“I think as a professional body, in any profession, your association is your advocacy. If you lose your advocacy, you lose your voice”.
Having been a member of the Australian Dental Association, Caroline is a firm believer in getting involved in your professional organisation, so joined the IDA as soon as she came to Ireland. She got involved with the GP Committee when she set up her own practice as a way of meeting others in the same boat: “Dentistry can be lonely. I didn’t have that [university] class back-up. You’ve got to make your own friends if you’re on your own, you’ve got to go out and introduce yourself, so that’s what I did. When I was setting up my practice, there was a lot of stuff I didn’t know. What do you pay nurses and what do you look for? What materials and equipment should I buy and what’s unnecessary? I came away from my first meeting feeling so relieved that I was normal, that my worries and concerns were everybody else’s worries and concerns. I got so much information and help”.
This progressed to involvement with the Board, and from there to her current role as President: “I really have enjoyed it so far. I’ve always been interested in politics and how things work. Everyone in IDA House has been so welcoming and they’re all fantastic people”.
Using your voice
Perhaps because of these experiences, Caroline also wants to use this year to get dentists talking face to face again. With so many issues and crises affecting the profession, from staff shortages and State contracts to VAT, it’s never been more important to get dentists’ views and input. Caroline feels that one of the many negative impacts of Covid-19 has been to limit communication in many instances to the virtual world: “I want to see people come back together as the profession and as people. I think we’ve become very isolated.
“Everyone has an opinion from the safety of a keyboard, but when you have a meeting and you ask people for ideas or what they think, nobody says anything. I want us to get back to actually having a decent, frank conversation about what is going on in our profession, which is a failing public health system where we can’t meet the needs of our medical card patients. Everybody needs and has a right to basic decent oral health: pain free, disease free and clean. Maybe we need to look at how meetings are run, to get that conversation going. You don’t have to agree with us. Whether you like us or don’t, come and talk”.

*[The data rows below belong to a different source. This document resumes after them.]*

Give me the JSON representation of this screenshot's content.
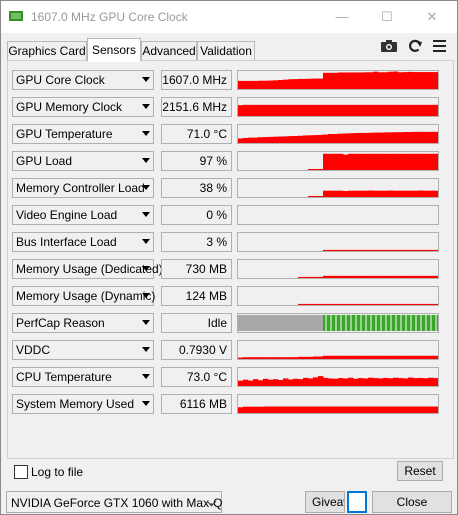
{
  "window": {
    "title": "1607.0 MHz GPU Core Clock",
    "minimize": "—",
    "maximize": "☐",
    "close": "✕"
  },
  "tabs": [
    {
      "label": "Graphics Card"
    },
    {
      "label": "Sensors",
      "active": true
    },
    {
      "label": "Advanced"
    },
    {
      "label": "Validation"
    }
  ],
  "toolbar": {
    "icons": [
      "camera-icon",
      "refresh-icon",
      "menu-icon"
    ]
  },
  "sensors": [
    {
      "name": "GPU Core Clock",
      "value": "1607.0 MHz",
      "history": [
        0.45,
        0.45,
        0.45,
        0.45,
        0.46,
        0.46,
        0.47,
        0.48,
        0.5,
        0.52,
        0.54,
        0.55,
        0.56,
        0.56,
        0.57,
        0.58,
        0.58,
        0.9,
        0.9,
        0.9,
        0.92,
        0.92,
        0.92,
        0.92,
        0.92,
        0.93,
        0.93,
        0.96,
        0.93,
        0.93,
        0.96,
        0.97,
        0.93,
        0.94,
        0.95,
        0.94,
        0.94,
        0.94,
        0.94,
        0.94
      ]
    },
    {
      "name": "GPU Memory Clock",
      "value": "2151.6 MHz",
      "history": [
        0.6,
        0.62,
        0.62,
        0.62,
        0.62,
        0.62,
        0.62,
        0.62,
        0.62,
        0.62,
        0.62,
        0.62,
        0.62,
        0.62,
        0.62,
        0.62,
        0.62,
        0.62,
        0.62,
        0.62,
        0.62,
        0.62,
        0.62,
        0.62,
        0.62,
        0.62,
        0.62,
        0.62,
        0.62,
        0.62,
        0.62,
        0.62,
        0.62,
        0.62,
        0.62,
        0.62,
        0.62,
        0.62,
        0.62,
        0.62
      ]
    },
    {
      "name": "GPU Temperature",
      "value": "71.0 °C",
      "history": [
        0.25,
        0.28,
        0.3,
        0.3,
        0.32,
        0.33,
        0.34,
        0.35,
        0.36,
        0.37,
        0.38,
        0.39,
        0.4,
        0.42,
        0.43,
        0.44,
        0.45,
        0.47,
        0.5,
        0.5,
        0.52,
        0.53,
        0.54,
        0.55,
        0.56,
        0.56,
        0.57,
        0.58,
        0.58,
        0.59,
        0.59,
        0.6,
        0.6,
        0.61,
        0.61,
        0.62,
        0.62,
        0.62,
        0.62,
        0.62
      ]
    },
    {
      "name": "GPU Load",
      "value": "97 %",
      "history": [
        0,
        0,
        0,
        0,
        0,
        0,
        0,
        0,
        0,
        0,
        0,
        0,
        0,
        0,
        0.05,
        0.05,
        0.05,
        0.9,
        0.9,
        0.9,
        0.9,
        0.85,
        0.9,
        0.9,
        0.9,
        0.9,
        0.9,
        0.9,
        0.9,
        0.9,
        0.9,
        0.9,
        0.9,
        0.9,
        0.9,
        0.9,
        0.9,
        0.9,
        0.9,
        0.9
      ]
    },
    {
      "name": "Memory Controller Load",
      "value": "38 %",
      "history": [
        0,
        0,
        0,
        0,
        0,
        0,
        0,
        0,
        0,
        0,
        0,
        0,
        0,
        0,
        0.04,
        0.04,
        0.04,
        0.35,
        0.35,
        0.35,
        0.35,
        0.33,
        0.35,
        0.35,
        0.35,
        0.35,
        0.36,
        0.35,
        0.35,
        0.35,
        0.36,
        0.35,
        0.35,
        0.35,
        0.35,
        0.35,
        0.36,
        0.35,
        0.35,
        0.35
      ]
    },
    {
      "name": "Video Engine Load",
      "value": "0 %",
      "history": [
        0,
        0,
        0,
        0,
        0,
        0,
        0,
        0,
        0,
        0,
        0,
        0,
        0,
        0,
        0,
        0,
        0,
        0,
        0,
        0,
        0,
        0,
        0,
        0,
        0,
        0,
        0,
        0,
        0,
        0,
        0,
        0,
        0,
        0,
        0,
        0,
        0,
        0,
        0,
        0
      ]
    },
    {
      "name": "Bus Interface Load",
      "value": "3 %",
      "history": [
        0,
        0,
        0,
        0,
        0,
        0,
        0,
        0,
        0,
        0,
        0,
        0,
        0,
        0,
        0,
        0,
        0,
        0.06,
        0.06,
        0.06,
        0.06,
        0.06,
        0.06,
        0.06,
        0.06,
        0.06,
        0.06,
        0.06,
        0.06,
        0.06,
        0.06,
        0.06,
        0.06,
        0.06,
        0.06,
        0.06,
        0.06,
        0.06,
        0.06,
        0.06
      ]
    },
    {
      "name": "Memory Usage (Dedicated)",
      "value": "730 MB",
      "history": [
        0,
        0,
        0,
        0,
        0,
        0,
        0,
        0,
        0,
        0,
        0,
        0,
        0.06,
        0.06,
        0.06,
        0.06,
        0.06,
        0.12,
        0.12,
        0.12,
        0.12,
        0.12,
        0.12,
        0.12,
        0.12,
        0.12,
        0.12,
        0.12,
        0.12,
        0.12,
        0.12,
        0.12,
        0.12,
        0.12,
        0.12,
        0.12,
        0.12,
        0.12,
        0.12,
        0.12
      ]
    },
    {
      "name": "Memory Usage (Dynamic)",
      "value": "124 MB",
      "history": [
        0,
        0,
        0,
        0,
        0,
        0,
        0,
        0,
        0,
        0,
        0,
        0,
        0.06,
        0.06,
        0.06,
        0.06,
        0.06,
        0.06,
        0.06,
        0.06,
        0.06,
        0.06,
        0.06,
        0.06,
        0.06,
        0.06,
        0.06,
        0.06,
        0.06,
        0.06,
        0.06,
        0.06,
        0.06,
        0.06,
        0.06,
        0.06,
        0.06,
        0.06,
        0.06,
        0.06
      ]
    },
    {
      "name": "PerfCap Reason",
      "value": "Idle",
      "perfcap": true
    },
    {
      "name": "VDDC",
      "value": "0.7930 V",
      "history": [
        0.08,
        0.1,
        0.1,
        0.1,
        0.1,
        0.1,
        0.1,
        0.1,
        0.1,
        0.1,
        0.1,
        0.1,
        0.12,
        0.12,
        0.12,
        0.14,
        0.14,
        0.18,
        0.18,
        0.18,
        0.18,
        0.18,
        0.18,
        0.18,
        0.18,
        0.18,
        0.18,
        0.18,
        0.18,
        0.18,
        0.18,
        0.18,
        0.18,
        0.18,
        0.18,
        0.18,
        0.18,
        0.18,
        0.18,
        0.18
      ]
    },
    {
      "name": "CPU Temperature",
      "value": "73.0 °C",
      "history": [
        0.3,
        0.35,
        0.3,
        0.38,
        0.32,
        0.4,
        0.35,
        0.38,
        0.33,
        0.42,
        0.36,
        0.4,
        0.38,
        0.45,
        0.42,
        0.48,
        0.55,
        0.45,
        0.42,
        0.4,
        0.44,
        0.42,
        0.46,
        0.4,
        0.44,
        0.42,
        0.46,
        0.44,
        0.42,
        0.45,
        0.43,
        0.46,
        0.44,
        0.42,
        0.47,
        0.44,
        0.45,
        0.43,
        0.46,
        0.44
      ]
    },
    {
      "name": "System Memory Used",
      "value": "6116 MB",
      "history": [
        0.32,
        0.35,
        0.35,
        0.35,
        0.35,
        0.36,
        0.36,
        0.36,
        0.36,
        0.36,
        0.36,
        0.36,
        0.36,
        0.36,
        0.36,
        0.36,
        0.36,
        0.36,
        0.36,
        0.36,
        0.36,
        0.36,
        0.36,
        0.36,
        0.36,
        0.36,
        0.36,
        0.36,
        0.36,
        0.36,
        0.36,
        0.36,
        0.36,
        0.36,
        0.36,
        0.36,
        0.36,
        0.36,
        0.36,
        0.36
      ]
    }
  ],
  "perfcap": {
    "idle_color": "#a8a8a8",
    "active_color": "#3aa52a",
    "segments": [
      0,
      0,
      0,
      0,
      0,
      0,
      0,
      0,
      0,
      0,
      0,
      0,
      0,
      0,
      0,
      0,
      0,
      1,
      1,
      1,
      1,
      1,
      1,
      1,
      1,
      1,
      1,
      1,
      1,
      1,
      1,
      1,
      1,
      1,
      1,
      1,
      1,
      1,
      1,
      1
    ]
  },
  "graph_color": "#ff0000",
  "footer": {
    "log_label": "Log to file",
    "reset_label": "Reset",
    "gpu_select": "NVIDIA GeForce GTX 1060 with Max-Q",
    "giveaway_label": "Giveaway",
    "close_label": "Close"
  }
}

Her final comment is a cautionary one: “The New Zealand Medical Association, the NZMA, folded this year because not enough people were participating in it. I think as a professional body, in any profession, your association is your advocacy. If you lose your advocacy, you lose your voice”.